Or another possibility could be that moving from colcannon and miso soup and sweet potatoes to bigger salads and soups and chilis and other dishes could have changed my gut bacteria in a way that the new bacteria were more interested in fighting cancer and heart disease than they were in weight loss. So, who knows for sure? But as the last three years have gone on, I've almost laser focused in on eating this food for this benefit and that food for that benefit. In a way, I bad become reductionist, as Dr. T. Colin Campbell talks about in his book, Whole.
But this past week, I've had some opportunity to think about things and to reset my thinking. For example, in my last posting, I mention how I have become so focused on food as nutrition that I've begun to short shrift the other very important aspects of . eating this way, which includes the environment and the ethical treatment of animals. While I do not write on those subjects in my blog postings, I really never want to lose sight of their importance, and I have the highest respect for my friends who place those concerns front and center.
Now, as I reflect on my thinking and in getting ready to teach an orientation class to our newest club members, I'm finding myself going back to the model that says the best foods to eat on a whole food, plant-based diet are the foods that will keep you eating whole food, plant-based. Maybe this is driven by a craving I'm having for colcannon right now, which I've decided to make for my next week's worth of meals, but I really think it's good advice. Sure, my colcannon has redskin potatoes (white inside) and it has cashews for creaminess and some might object to one or both of those. But it works for me. I ate it every night for a year and a half from March 2014 to December 2015 and during that time I lost 150 pounds, got off all prescription meds and I looked forward to every meal.

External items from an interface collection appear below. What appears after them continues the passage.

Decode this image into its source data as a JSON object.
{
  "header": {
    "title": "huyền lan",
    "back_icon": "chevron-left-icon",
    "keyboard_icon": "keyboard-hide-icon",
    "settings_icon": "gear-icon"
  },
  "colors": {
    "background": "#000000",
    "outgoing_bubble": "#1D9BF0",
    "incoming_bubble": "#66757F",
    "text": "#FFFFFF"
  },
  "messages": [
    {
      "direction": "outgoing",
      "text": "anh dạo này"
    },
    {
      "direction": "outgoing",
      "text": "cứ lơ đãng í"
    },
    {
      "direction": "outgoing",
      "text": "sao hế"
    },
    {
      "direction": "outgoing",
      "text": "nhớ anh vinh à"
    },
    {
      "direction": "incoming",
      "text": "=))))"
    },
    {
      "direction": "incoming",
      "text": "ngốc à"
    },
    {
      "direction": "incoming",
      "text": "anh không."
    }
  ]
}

I think what's important first and foremost is the giving up of all animal products, oils and highly processed foods. By doing that, we are taking away what I believe are our biggest contributors to chronic disease.So, now the question is, do we need to eat certain foods in order to further prevent chronic disease? For example, does the fact that Brazil nuts help to lower cholesterol now mean that we need to add them to our diets? I'm going to say "Not necessarily" because we've already taken away the most significant causes of higher cholesterol in our bodies. Eating whole, plant-based foods will only make your body stronger.
And the studies that show a benefit with a particular plant food are never done on people who have eliminated animal products, oils and highly processed foods. They're done on people who eat a more traditional standard American diet.
So, for me, I'm thinking that information about specific foods is worth knowing about and worth keeping in mind as we think through our diets, but I'm also thinking the most important criteria is to find foods we enjoy and make those our daily diet. I'm pretty sure that people in Blue Zones, where people have lived the healthiest for the longest period of time, have not worried about getting enough of any specific food in their diet. I doubt that any of them have ever read a book on eating whole food, plant-based. Nor do they have a list of foods they insist on eating each day. They just eat the foods that are available to them in the most likely ways they can enjoy them. If I live and stay healthy in doing so for as long as the Blue Zones participants, then I will have considered this way of eating to have been a success for me.
In fact, we know fasting is good for us. So, that would suggest just the opposite of eating this food or that food. Instead of worrying about getting enough of any particular food, we probably ought to think about how to get less food overall.
J Lanning Smith
Twice the Man; Half the Weight
February 10, 2019